Review: ExtremeTech's Jim Lynch takes a look at the former Red Hat distro, finding it worthwhile for tinkerers, but not ready for corporate deployment. Don't miss the screenshot slideshow.
Summary: Fedora Core 1A reasonably good start for a very promising Linux distro. Tinkerers should give it a shot. Those wanting a bug-free experience should skip this version and wait for the next release.
||Easy install, lots of software
||No MP3/DVD playing and a buggy application install tool
Jim Lynch is the community manager for eWEEK.com, ExtremeTech and PCMag.com. Theres been a lot of confusion over Red Hats new Fedora distro, but very little written about how it performs. We asked Jim to take a look at it for the eWEEK.com audience. Heres what he came up with.

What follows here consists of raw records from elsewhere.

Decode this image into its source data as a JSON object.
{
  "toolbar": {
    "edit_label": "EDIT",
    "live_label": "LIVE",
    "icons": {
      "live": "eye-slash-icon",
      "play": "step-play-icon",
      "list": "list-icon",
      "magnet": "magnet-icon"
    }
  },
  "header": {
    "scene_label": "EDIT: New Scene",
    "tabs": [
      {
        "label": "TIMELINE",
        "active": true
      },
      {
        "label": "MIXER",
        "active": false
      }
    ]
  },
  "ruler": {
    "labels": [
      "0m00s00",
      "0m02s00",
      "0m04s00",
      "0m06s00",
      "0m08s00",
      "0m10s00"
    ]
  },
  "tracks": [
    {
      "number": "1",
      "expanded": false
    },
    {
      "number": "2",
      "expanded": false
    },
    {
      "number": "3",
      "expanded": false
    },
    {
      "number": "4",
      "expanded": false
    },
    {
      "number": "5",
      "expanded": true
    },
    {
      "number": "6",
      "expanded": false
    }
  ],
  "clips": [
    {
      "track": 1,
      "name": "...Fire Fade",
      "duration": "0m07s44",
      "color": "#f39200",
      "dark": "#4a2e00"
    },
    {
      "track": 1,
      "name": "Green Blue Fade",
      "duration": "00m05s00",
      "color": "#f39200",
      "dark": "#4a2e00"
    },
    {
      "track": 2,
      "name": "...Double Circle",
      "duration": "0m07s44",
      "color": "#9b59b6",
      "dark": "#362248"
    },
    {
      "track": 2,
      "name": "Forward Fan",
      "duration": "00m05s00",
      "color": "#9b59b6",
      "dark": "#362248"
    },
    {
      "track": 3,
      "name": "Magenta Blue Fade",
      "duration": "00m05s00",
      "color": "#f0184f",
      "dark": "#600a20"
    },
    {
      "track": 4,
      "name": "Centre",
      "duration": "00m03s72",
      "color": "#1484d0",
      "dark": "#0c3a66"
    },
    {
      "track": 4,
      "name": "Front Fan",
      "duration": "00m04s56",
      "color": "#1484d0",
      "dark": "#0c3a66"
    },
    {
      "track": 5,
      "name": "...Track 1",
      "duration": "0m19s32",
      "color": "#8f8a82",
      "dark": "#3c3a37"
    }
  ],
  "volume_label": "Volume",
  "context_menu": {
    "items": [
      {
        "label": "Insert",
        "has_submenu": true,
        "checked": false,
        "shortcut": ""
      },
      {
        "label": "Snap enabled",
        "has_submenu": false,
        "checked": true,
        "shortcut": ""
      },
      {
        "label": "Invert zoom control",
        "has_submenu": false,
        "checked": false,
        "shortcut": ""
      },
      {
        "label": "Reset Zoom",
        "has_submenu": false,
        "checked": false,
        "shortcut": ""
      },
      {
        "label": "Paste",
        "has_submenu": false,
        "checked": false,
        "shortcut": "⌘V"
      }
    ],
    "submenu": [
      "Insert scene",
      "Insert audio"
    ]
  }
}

In the process of changing its support and development model for non-enterprise desktop Linux, Red Hat has given a gift to the community: Fedora.
Fedora is essentially a tweaked version of Red Hat 9 -- or Red Hat 10 -- that the company has opened up to outside developers to extend and support. This is good for everyone concerned, and it speaks well of Red Hat as a company for doing it.
Overall Fedora makes for a decent desktop platform, marred by a few annoying bugs (more on that below).
Whats In Fedora Core 1?
Theres a lot of goodies bundled with this distro. Heres a very brief rundown of what you can expect:
Slideshow: Take a look inside Fedora Core 1.
The Fedora CD contains a lot of software, far too much to list individually here. So be sure to visit the Fedora site for a complete list of packages and last-minute package changes included on the Fedora CDs.
Page Two: Installation
- Gnome 2.4
- KDE 3.1.4
- The Gimp